Last updated 16/03/2015
Pandanus are bountiful right across Northern Australia, from beaches to open woodland to dense tropical forest along river banks, although they prefer areas with some fresh water. There’s over 30 different species in Australia with the most common being Pandanus Spiralis. They all have similar features and uses. The strap like leaves have a serrated edge and propagate out from a central cluster. The points on the serrated edges break off easily when touched, often leaving splinters, as I’ve found out on many occassions. New leaves grow in a spiral arrangement up the trunk. The remnants of old leaves can sometimes be seen spiralling up the trunk, which leads to the common name of screw palm. Some pandanus spiral clockwise, some spiral anti-clockwise. I’m not sure how the plant decides which way to screw. Pandanus produce large, heavy, woody, pineapple looking fruit which ripen orange from August to January.

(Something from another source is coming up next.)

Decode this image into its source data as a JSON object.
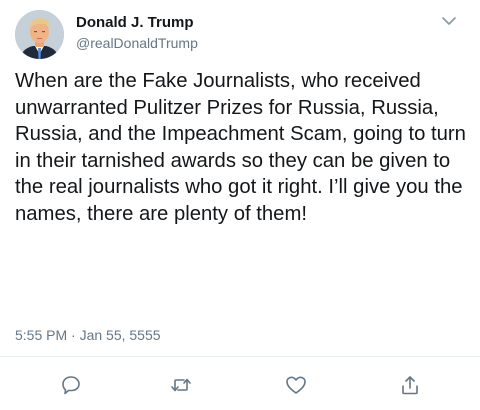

The most obvious use of Pandanus is as an easy source of bush tucker. The white growing bases of the leaves are edible and easy to access, either by pulling out individual leaves by their bases or by cutting off all the leaves to reveal the white cabbage-like cluster of leaf bases. The taste is similar to cabbage, or maybe silverbeet, or simply generic vegetable like flavour. It can be eaten raw or cooked.
The fruit separates into wedges, with each wedge housing several small almond like nuts. The wedges are incredibly hard and the nuts are very difficult to extract. I would have easily expended more energy trying to extract the nuts than what I got from eating them when I gave it a go. Slam down on the fruit wedges with a machete and you have a small cut to the surface. It took me several swings with a small axe to break apart the wedges, which revealed only one or two nuts, the rest still being hidden within the wedge requiring more axe work to access. I suppose with some practice it may become economical but as a survival food the leaf bases are probably a better option. The nuts taste good though, with a flavour similar to almonds. They’re also high in fat and protein so provide good energy if you can get to it.
The fruit wedges are tough and fibrous, but depending on species, sometimes the base of the wedges are soft enough to chew or suck to extract some sweet tasting pulp. The fruit stalk itself, which remains after all the wedges have been removed, is also edible, although is usually quite woody.
Indigenous Australians had a few other uses for Pandanus. They used the leaves as strapping or string fibre to make baskets, mats, dilly bags, bracelets and various ceremonial objects. The dead stems or branches were used to make didgeridoos as the fibrous inside disintegrated to leave a hollow tube. The dead branches were also used as fire carriers – the fibrous inside would slowly smoulder like a huge cigar, allowing fire to be transported from camp to camp. The cabbage was pounded into a paste and used as an antiseptic ointment for sores and wounds. So with these uses as well as being a bush tucker, the Pandanus is a versatile plant of Northern Australia.